*Aim of the task*
Go through the entries below and pick out every line with "purple".

[[ Information shown, beginning ]]

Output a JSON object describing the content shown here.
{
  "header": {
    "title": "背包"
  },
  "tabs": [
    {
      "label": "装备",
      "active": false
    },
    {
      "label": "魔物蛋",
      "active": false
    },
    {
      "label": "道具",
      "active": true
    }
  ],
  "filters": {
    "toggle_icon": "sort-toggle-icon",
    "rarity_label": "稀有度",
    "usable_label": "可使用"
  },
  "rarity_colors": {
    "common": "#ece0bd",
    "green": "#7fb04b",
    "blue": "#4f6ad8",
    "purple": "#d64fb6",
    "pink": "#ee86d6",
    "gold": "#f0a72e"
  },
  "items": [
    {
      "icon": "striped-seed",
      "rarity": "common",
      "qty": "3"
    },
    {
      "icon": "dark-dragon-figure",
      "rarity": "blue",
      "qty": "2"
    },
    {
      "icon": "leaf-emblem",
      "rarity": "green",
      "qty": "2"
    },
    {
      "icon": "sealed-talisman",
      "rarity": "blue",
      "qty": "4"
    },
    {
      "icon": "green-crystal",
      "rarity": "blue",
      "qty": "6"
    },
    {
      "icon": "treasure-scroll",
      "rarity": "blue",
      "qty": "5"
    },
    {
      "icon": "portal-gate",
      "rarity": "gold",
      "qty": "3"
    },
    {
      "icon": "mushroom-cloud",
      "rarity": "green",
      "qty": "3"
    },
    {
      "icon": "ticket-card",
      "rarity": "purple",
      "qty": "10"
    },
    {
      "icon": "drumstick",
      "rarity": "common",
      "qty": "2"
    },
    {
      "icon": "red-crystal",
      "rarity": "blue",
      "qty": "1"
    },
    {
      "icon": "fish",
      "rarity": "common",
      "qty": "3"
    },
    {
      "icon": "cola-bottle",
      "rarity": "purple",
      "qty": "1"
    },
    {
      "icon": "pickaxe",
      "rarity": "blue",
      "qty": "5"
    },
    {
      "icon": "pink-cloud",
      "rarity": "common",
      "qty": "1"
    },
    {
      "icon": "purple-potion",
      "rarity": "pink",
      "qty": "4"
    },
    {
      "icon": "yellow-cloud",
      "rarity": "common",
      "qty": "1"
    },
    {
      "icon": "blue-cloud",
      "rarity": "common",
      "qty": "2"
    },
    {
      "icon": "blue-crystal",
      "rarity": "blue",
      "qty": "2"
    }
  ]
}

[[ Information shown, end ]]

*Answer to the problem*
    "purple": "#d64fb6",
      "rarity": "purple",
      "rarity": "purple",
      "icon": "purple-potion",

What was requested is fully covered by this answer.